Dead corvids are also used for medicine. A recipe from 1704 tells us to cure migraine by cooking a crow’s head and eat it. No headache could last against this strong medicine. Another recipe from Denderwindeke (East-Flanders) helps against epilepsy: Kill an old black crow, cut off its beak and legs; then take out its guts, and fill the corpse again with anise seed and the bird’s heart, liver and bile. Put this in an oven and let it slowly burn to a powder, which is then put in the food of the ill person. The connection of corvids with epilepsy goes back to at least the 17th century, when it was though the corvids themselves had this disease.

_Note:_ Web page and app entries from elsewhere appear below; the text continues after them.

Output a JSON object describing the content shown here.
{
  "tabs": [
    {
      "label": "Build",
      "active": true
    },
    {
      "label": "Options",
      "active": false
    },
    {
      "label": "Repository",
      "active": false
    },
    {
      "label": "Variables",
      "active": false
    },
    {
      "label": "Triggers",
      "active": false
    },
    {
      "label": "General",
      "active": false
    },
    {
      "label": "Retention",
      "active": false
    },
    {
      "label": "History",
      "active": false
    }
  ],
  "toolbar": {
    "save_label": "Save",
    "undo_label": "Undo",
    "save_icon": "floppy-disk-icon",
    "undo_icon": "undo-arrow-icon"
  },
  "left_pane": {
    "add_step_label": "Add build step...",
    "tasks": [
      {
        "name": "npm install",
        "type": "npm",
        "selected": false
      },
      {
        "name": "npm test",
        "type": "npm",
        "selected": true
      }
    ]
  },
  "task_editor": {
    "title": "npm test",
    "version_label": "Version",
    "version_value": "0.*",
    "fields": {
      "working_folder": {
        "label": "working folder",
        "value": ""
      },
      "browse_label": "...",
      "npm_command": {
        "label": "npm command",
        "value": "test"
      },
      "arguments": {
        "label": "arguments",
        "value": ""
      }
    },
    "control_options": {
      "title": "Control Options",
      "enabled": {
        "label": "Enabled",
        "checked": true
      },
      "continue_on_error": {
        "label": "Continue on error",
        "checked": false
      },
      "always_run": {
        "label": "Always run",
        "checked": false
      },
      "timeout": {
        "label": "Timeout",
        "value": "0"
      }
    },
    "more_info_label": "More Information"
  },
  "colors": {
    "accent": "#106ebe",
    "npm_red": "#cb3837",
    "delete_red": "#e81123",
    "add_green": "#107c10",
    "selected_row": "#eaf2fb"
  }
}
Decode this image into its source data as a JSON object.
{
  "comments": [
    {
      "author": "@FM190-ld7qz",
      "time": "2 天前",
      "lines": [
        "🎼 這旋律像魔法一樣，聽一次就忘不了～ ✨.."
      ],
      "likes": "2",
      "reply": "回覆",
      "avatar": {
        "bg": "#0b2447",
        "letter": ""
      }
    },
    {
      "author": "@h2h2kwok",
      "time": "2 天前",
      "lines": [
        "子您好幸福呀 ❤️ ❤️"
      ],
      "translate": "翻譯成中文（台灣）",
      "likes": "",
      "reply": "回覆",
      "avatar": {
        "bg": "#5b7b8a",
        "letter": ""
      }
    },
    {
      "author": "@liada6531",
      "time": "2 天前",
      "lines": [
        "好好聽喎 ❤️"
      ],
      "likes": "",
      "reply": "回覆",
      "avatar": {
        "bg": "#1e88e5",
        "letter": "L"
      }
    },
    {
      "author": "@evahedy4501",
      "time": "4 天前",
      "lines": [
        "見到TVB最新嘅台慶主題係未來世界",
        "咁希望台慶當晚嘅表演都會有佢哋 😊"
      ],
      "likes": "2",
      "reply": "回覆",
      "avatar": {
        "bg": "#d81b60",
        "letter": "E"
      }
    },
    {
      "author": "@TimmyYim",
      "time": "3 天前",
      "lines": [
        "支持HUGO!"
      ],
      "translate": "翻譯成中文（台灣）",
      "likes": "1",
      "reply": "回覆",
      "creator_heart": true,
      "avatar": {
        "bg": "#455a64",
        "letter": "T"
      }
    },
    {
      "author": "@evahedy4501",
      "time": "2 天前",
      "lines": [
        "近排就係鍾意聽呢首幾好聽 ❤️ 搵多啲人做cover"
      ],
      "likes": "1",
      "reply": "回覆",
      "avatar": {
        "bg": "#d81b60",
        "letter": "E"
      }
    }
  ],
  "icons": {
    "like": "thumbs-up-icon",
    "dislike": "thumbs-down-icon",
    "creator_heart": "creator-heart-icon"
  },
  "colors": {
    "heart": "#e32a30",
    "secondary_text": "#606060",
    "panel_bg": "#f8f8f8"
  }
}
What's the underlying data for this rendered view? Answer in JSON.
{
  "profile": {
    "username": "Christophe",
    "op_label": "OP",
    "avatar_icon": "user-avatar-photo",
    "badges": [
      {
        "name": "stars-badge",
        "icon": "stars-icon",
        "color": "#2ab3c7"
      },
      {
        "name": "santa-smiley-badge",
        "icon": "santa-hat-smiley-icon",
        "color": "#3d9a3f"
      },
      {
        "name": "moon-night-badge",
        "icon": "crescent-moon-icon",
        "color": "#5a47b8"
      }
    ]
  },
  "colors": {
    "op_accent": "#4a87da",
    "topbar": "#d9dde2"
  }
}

As you could read throughout this article, the raven is a bit two-headed: mostly associated with death, bad luck and evil magic, but also seen as a cleanser and healer of some sort, and associated with wisdom. From the 18th century on the negative connotations became stronger and stronger. The corvids are now culturally connected to darkness and evil, though lately science has shown what truly marvelous birds they are, and the new pagan movement has given them back their divine part in the larger whole.
Boussauw, Johan. Vogels in volksgelood, magie en mythologie. Tirion Natuur, 2005.
Hendriks, Cor. Heksenstreken 1: Initiatie in de heksenkunst. PDF May 2016.
Marzluff, John M. and Tony Angell. In the Company of Crows and Ravens. Yale University Press, 2005.
Sax, Boria. Crow (Animal series). Reaktion books, 2003.